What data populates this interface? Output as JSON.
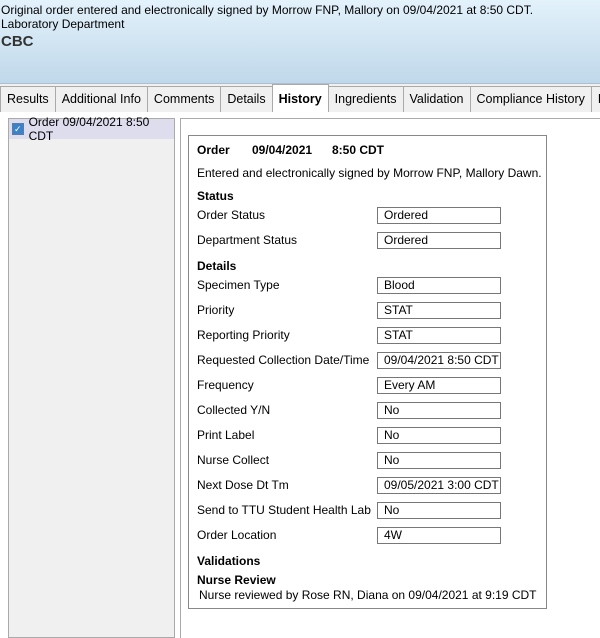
{
  "header": {
    "line1": "Original order entered and electronically signed by Morrow FNP, Mallory on 09/04/2021 at 8:50 CDT.",
    "line2": "Laboratory Department",
    "title": "CBC"
  },
  "tabs": [
    "Results",
    "Additional Info",
    "Comments",
    "Details",
    "History",
    "Ingredients",
    "Validation",
    "Compliance History",
    "P"
  ],
  "active_tab": "History",
  "history_list": [
    {
      "label": "Order 09/04/2021 8:50 CDT",
      "checked": true
    }
  ],
  "order": {
    "type": "Order",
    "date": "09/04/2021",
    "time": "8:50 CDT",
    "signed": "Entered and electronically signed by Morrow FNP, Mallory Dawn."
  },
  "status_heading": "Status",
  "status_fields": [
    {
      "label": "Order Status",
      "value": "Ordered"
    },
    {
      "label": "Department Status",
      "value": "Ordered"
    }
  ],
  "details_heading": "Details",
  "detail_fields": [
    {
      "label": "Specimen Type",
      "value": "Blood"
    },
    {
      "label": "Priority",
      "value": "STAT"
    },
    {
      "label": "Reporting Priority",
      "value": "STAT"
    },
    {
      "label": "Requested Collection Date/Time",
      "value": "09/04/2021 8:50 CDT"
    },
    {
      "label": "Frequency",
      "value": "Every AM"
    },
    {
      "label": "Collected Y/N",
      "value": "No"
    },
    {
      "label": "Print Label",
      "value": "No"
    },
    {
      "label": "Nurse Collect",
      "value": "No"
    },
    {
      "label": "Next Dose Dt Tm",
      "value": "09/05/2021 3:00 CDT"
    },
    {
      "label": "Send to TTU Student Health Lab",
      "value": "No"
    },
    {
      "label": "Order Location",
      "value": "4W"
    }
  ],
  "validations": {
    "heading": "Validations",
    "sub": "Nurse Review",
    "text": "Nurse reviewed by Rose RN, Diana on 09/04/2021 at 9:19 CDT"
  }
}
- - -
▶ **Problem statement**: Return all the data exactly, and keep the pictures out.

▶ **Completed exercise**:
What data populates this interface? Output as JSON.
{
  "header": {
    "line1": "Original order entered and electronically signed by Morrow FNP, Mallory on 09/04/2021 at 8:50 CDT.",
    "line2": "Laboratory Department",
    "title": "CBC"
  },
  "tabs": [
    "Results",
    "Additional Info",
    "Comments",
    "Details",
    "History",
    "Ingredients",
    "Validation",
    "Compliance History",
    "P"
  ],
  "active_tab": "History",
  "history_list": [
    {
      "label": "Order 09/04/2021 8:50 CDT",
      "checked": true
    }
  ],
  "order": {
    "type": "Order",
    "date": "09/04/2021",
    "time": "8:50 CDT",
    "signed": "Entered and electronically signed by Morrow FNP, Mallory Dawn."
  },
  "status_heading": "Status",
  "status_fields": [
    {
      "label": "Order Status",
      "value": "Ordered"
    },
    {
      "label": "Department Status",
      "value": "Ordered"
    }
  ],
  "details_heading": "Details",
  "detail_fields": [
    {
      "label": "Specimen Type",
      "value": "Blood"
    },
    {
      "label": "Priority",
      "value": "STAT"
    },
    {
      "label": "Reporting Priority",
      "value": "STAT"
    },
    {
      "label": "Requested Collection Date/Time",
      "value": "09/04/2021 8:50 CDT"
    },
    {
      "label": "Frequency",
      "value": "Every AM"
    },
    {
      "label": "Collected Y/N",
      "value": "No"
    },
    {
      "label": "Print Label",
      "value": "No"
    },
    {
      "label": "Nurse Collect",
      "value": "No"
    },
    {
      "label": "Next Dose Dt Tm",
      "value": "09/05/2021 3:00 CDT"
    },
    {
      "label": "Send to TTU Student Health Lab",
      "value": "No"
    },
    {
      "label": "Order Location",
      "value": "4W"
    }
  ],
  "validations": {
    "heading": "Validations",
    "sub": "Nurse Review",
    "text": "Nurse reviewed by Rose RN, Diana on 09/04/2021 at 9:19 CDT"
  }
}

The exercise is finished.